→ **Exercise directions**
The answer must be every line from the entries below that contains "placeholder".

Data entries
* * * *
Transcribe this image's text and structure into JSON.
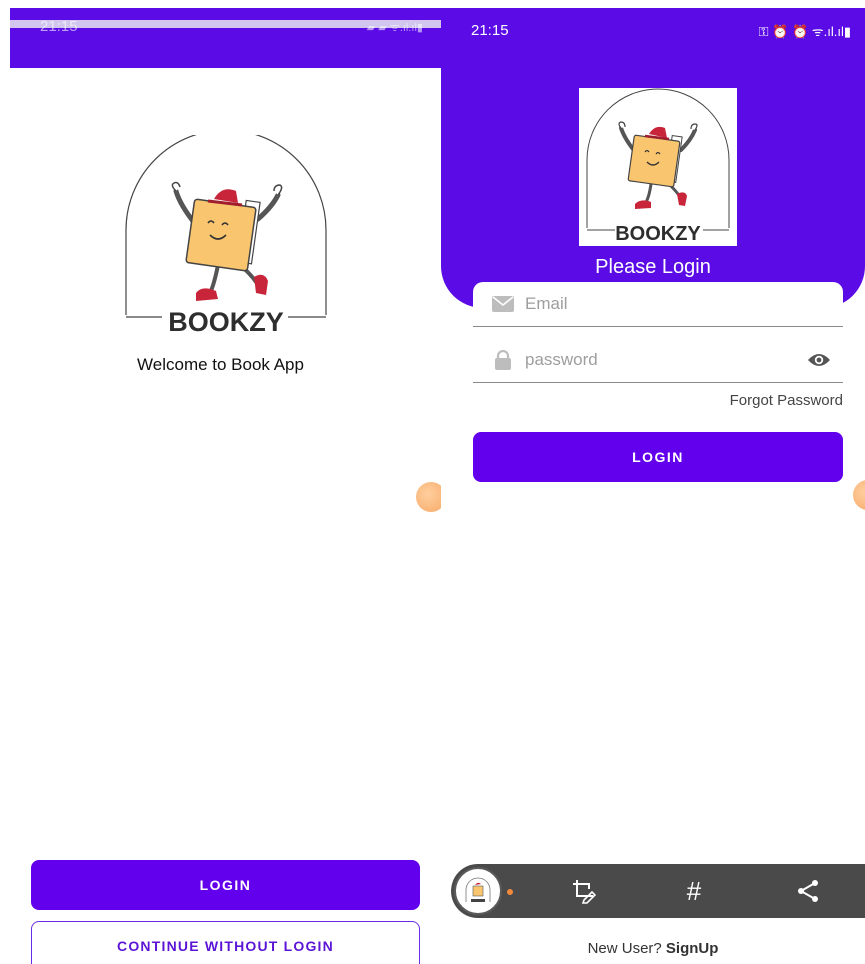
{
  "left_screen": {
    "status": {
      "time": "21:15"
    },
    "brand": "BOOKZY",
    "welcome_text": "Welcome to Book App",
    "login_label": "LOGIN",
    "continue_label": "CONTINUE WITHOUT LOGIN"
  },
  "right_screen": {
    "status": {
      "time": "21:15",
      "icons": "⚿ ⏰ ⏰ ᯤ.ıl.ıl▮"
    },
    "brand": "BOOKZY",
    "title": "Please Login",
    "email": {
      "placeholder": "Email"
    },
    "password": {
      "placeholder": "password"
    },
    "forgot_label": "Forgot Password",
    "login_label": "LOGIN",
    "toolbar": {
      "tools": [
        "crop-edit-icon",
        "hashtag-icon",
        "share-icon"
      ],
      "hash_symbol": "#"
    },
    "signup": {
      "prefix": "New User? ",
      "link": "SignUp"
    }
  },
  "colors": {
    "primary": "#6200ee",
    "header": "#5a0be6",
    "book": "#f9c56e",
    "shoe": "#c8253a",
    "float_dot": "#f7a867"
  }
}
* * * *
→ **Output for this exercise**
      "placeholder": "Email"
      "placeholder": "password"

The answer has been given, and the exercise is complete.